The proposed draft legal framework undermines the sovereign of governments to regulate matters concerning plant varieties as all authority to grant and administer plant varieties granted at the regional level vests with the ARIPO office. The draft legal framework also contains provisions that undermine international instruments that have been championed by African nations such as the International Treaty on Plant Genetic Resources for Food and Agricultural and the Convention on Biological diversity.

Currently under the WTO-TRIPS Agreement African nations have full freedom
to design effective sui generis PVP system that is relevant to their individual conditions and needs. LDCs are not under obligation to have PVP regimes in place. ARIPO should use this policy space to work out a more flexible legal regime that balances breeders and farmers rights and benefits the ARIPO population and NOT just blindly follow the UPOV route, simply because it is championed by the UPOV Secretariat, the EU, the US
and the seed industry.

The process of developing the legal framework has largely been closed to farmers, farmer organisations, and other members of civil society while the industry and its linked associations such as the CIOPORA, AFSTA, GNIS, USPTO, the UPOV Secretariat, the CPVO have extensively been Consulted.

Civil society has since a year ago expressed grave concerns over the draft legal framework and submitted detailed inputs into the process. These inputs have been totally sidelined and ignored in the development of the draft legal framework. In fact civil society and small-scale farmers have not even been given an opportunity to present their views at the ARIPO Administrative Council.

We call on ARIPO member states to reject the proposed legal framework and
refrain from joining UPOV 1991. We also urgently call for an open, transparent process, involving small farmers, especially, to discuss appropriate seed laws for Africa, where the obligation of protecting biodiversity, farmers¹ rights, and overall ecological productivity is entrenched as a primary objective.

Statement signed by the following organizations representing CSOs:

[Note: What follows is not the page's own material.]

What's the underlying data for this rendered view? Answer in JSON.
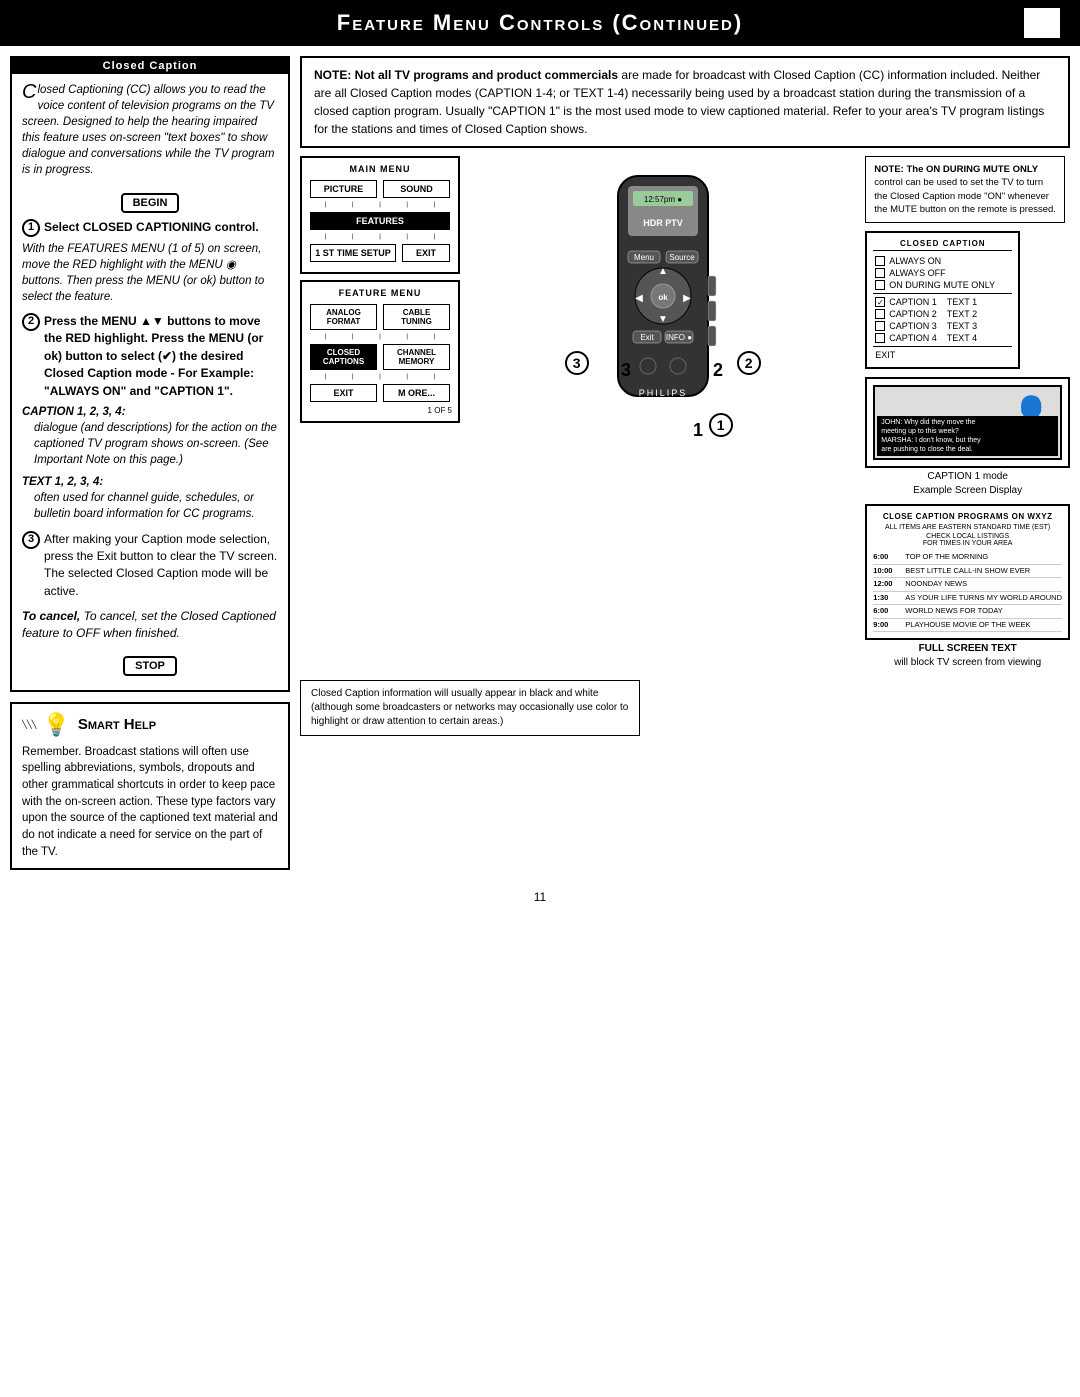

Alliance For Food Sovereignty in Africa (AFSA)
Food Sovereignty Ghana (FSG)
La Via Campesina
Food Right Alliance Uganda (FRA)
Eastern and Southern Africa Smallholder Farmers Forum (ESAFF)
Africa Centre for Biosafety (ABC)